- _Aim of the exercise_: From the material below, copy every line in which the word "cUserID" occurs.

- _Source information_:
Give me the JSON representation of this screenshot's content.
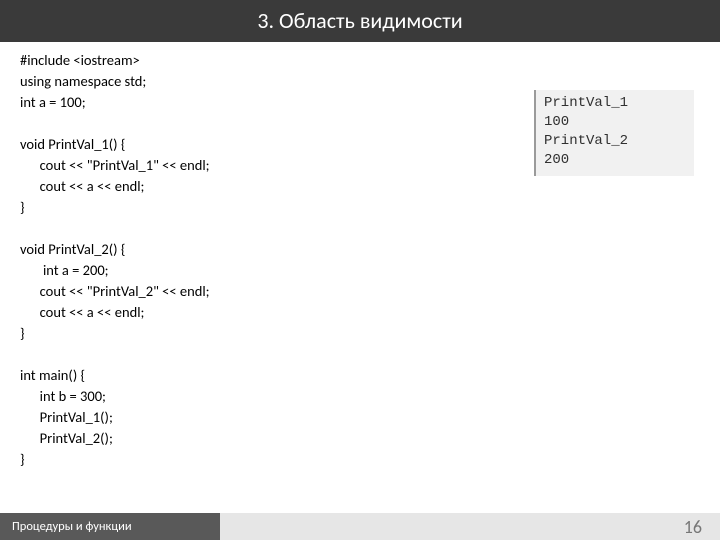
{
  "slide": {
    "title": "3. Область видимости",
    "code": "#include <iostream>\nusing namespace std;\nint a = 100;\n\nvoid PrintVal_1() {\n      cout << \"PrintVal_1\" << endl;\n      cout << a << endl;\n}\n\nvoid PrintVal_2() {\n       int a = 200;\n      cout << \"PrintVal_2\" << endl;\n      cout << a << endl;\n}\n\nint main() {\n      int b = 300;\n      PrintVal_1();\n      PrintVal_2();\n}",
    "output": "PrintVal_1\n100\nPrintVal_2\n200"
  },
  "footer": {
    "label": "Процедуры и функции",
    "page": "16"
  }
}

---

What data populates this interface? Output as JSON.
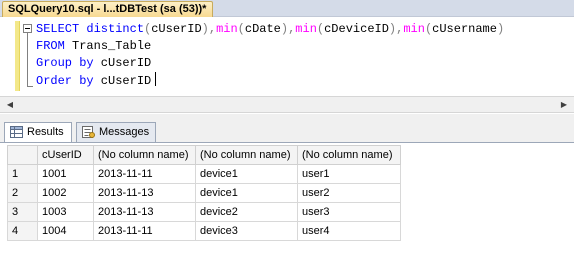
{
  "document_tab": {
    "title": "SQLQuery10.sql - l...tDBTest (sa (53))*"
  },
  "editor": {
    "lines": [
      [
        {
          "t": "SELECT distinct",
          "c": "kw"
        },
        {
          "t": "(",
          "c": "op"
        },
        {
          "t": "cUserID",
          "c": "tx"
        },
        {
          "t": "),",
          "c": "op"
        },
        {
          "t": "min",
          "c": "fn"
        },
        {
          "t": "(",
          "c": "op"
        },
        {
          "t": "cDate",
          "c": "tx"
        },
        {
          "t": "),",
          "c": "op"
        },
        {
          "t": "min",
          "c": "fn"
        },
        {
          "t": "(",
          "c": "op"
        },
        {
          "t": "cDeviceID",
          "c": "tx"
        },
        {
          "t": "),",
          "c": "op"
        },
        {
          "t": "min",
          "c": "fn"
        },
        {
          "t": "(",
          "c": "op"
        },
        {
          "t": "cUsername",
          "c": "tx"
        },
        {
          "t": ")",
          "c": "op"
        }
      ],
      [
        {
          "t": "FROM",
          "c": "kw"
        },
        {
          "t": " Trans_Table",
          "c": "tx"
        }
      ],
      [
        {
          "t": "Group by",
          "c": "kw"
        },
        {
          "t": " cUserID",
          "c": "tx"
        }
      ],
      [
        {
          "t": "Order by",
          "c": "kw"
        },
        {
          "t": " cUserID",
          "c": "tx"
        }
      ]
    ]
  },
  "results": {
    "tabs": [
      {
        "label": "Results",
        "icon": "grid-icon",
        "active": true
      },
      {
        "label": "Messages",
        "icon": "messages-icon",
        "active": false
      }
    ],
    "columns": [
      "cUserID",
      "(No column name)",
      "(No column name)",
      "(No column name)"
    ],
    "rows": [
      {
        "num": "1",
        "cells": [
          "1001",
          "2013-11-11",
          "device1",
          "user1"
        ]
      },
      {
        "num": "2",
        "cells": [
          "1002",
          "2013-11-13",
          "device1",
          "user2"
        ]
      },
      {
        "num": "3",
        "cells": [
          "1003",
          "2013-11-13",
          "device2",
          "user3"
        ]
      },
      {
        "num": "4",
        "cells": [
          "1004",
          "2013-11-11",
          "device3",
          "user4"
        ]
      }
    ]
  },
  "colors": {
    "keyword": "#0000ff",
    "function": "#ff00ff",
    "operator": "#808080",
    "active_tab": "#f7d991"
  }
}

- _Exercise output_:
          "t": "cUserID",
          "t": " cUserID",
          "t": " cUserID",
      "cUserID",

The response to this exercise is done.